In all its forms, the basic definition centers around what remains after all relevant liabilities are subtracted from the gross value of those assets. Whether in the management of a household, a corporation, or a non-profit agency, the expectation is that the operation will produce a positive number. In the event that the total of relevant liabilities exceeds the total value of assets on hand, the entity is understood to be operating at a loss. Should this occur, immediate action to correct the imbalance should be taken.
In order to track the current rate of net assets effectively, many businesses calculate the figure on a monthly basis, once the current billing month is closed out. Some organizations choose to review their status on a quarterly or semiannual basis, depending on the nature of the organization and any bylaws that may govern the management of financial holdings. Many financial experts recommend that the status of these assets be reviewed at least once every three months, even if there is no legal or contractual obligation to do so.

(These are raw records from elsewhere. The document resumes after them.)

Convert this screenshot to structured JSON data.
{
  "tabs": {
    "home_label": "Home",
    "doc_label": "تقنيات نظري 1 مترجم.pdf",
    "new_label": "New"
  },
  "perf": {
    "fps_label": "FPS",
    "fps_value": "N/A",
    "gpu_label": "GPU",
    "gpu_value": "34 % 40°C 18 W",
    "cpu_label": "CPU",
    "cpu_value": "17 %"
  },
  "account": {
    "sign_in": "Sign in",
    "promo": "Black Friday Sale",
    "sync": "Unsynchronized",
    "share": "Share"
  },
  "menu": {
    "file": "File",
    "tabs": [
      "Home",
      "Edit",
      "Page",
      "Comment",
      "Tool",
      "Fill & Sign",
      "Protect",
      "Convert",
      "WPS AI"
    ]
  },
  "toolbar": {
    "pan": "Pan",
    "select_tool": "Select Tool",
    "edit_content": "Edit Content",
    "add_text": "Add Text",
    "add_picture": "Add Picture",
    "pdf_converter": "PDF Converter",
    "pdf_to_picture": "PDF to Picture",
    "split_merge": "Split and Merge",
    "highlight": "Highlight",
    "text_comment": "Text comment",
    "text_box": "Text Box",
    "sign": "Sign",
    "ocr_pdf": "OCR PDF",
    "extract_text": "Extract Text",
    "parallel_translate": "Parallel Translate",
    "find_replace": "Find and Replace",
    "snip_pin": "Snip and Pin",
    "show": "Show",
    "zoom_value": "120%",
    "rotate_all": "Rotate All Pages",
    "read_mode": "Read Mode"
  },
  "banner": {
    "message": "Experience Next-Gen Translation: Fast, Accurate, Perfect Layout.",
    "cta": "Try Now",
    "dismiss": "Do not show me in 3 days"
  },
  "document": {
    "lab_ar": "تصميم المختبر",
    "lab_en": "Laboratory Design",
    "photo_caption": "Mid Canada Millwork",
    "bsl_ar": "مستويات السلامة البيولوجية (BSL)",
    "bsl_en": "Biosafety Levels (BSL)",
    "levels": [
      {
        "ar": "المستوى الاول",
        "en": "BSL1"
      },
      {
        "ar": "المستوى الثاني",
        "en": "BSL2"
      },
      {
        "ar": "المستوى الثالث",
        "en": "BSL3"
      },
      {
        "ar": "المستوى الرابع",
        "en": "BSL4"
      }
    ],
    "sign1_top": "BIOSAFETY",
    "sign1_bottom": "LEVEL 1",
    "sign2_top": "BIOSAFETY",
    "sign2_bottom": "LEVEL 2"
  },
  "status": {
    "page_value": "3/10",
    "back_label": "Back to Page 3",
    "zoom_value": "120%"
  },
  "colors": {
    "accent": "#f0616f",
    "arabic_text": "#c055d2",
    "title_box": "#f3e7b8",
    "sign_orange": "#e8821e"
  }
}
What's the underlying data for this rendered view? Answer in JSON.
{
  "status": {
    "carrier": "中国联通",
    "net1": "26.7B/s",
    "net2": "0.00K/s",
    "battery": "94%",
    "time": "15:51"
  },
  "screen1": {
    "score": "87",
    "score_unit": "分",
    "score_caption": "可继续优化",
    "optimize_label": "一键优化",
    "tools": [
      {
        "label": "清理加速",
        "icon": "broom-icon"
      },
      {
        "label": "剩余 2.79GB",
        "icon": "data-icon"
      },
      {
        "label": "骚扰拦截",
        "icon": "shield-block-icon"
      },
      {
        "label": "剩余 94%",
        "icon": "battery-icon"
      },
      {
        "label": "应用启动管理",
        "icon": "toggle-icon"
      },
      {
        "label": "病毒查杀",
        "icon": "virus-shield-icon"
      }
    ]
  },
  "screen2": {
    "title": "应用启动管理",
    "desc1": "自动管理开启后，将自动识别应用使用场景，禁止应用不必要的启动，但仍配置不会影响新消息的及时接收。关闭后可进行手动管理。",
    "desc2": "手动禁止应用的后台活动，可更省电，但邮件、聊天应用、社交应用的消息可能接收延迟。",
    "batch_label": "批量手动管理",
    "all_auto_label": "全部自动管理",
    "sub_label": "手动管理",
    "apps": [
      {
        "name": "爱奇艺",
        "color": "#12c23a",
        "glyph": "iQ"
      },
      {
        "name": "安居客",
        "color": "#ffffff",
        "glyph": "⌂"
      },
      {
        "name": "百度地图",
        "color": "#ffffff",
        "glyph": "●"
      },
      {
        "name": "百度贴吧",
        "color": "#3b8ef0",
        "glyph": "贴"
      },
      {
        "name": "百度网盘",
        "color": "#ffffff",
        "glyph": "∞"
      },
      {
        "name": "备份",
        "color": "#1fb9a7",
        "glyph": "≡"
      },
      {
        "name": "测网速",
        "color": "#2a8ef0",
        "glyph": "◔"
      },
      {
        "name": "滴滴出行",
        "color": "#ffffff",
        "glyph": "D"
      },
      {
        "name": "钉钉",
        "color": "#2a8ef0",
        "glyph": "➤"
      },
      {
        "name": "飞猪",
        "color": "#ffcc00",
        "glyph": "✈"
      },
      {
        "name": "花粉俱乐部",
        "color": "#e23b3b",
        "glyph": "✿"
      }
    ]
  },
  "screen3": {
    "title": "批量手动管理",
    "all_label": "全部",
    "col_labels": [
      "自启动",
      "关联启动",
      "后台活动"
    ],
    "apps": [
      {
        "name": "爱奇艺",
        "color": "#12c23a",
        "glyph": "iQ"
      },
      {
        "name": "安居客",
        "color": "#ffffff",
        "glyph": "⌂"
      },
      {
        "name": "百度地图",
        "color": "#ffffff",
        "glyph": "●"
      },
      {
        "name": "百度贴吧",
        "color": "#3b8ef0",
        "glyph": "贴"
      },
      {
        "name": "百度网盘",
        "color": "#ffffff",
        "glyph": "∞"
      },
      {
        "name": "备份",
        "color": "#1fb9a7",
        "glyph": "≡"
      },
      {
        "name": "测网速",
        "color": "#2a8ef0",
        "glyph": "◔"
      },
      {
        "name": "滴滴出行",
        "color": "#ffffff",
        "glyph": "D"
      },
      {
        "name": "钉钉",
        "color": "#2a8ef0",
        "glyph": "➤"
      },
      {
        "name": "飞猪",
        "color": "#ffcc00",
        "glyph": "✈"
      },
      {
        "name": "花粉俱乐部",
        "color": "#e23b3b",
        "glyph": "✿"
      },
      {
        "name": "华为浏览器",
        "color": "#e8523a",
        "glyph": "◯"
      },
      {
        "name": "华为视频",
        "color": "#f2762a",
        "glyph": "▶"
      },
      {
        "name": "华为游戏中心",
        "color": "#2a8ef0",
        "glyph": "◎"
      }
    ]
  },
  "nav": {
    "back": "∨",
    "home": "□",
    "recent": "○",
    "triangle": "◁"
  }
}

When a company has a negative net worth, its operators should look at the current status of each asset involved as well as the liabilities currently held by the individual or other entity. Often, it may be practical to sell off one asset in order to retire all or at least enough of the overall liability to result in a positive net asset situation once again. There are also other options, such as renegotiating current debt to lower the rate of interest that applies or diverting more generated revenue to retire the debt at a faster pace. However it's done, making sure that the company is operating at a profit is essential to the ongoing fiscal well-being of any company, organization or individual.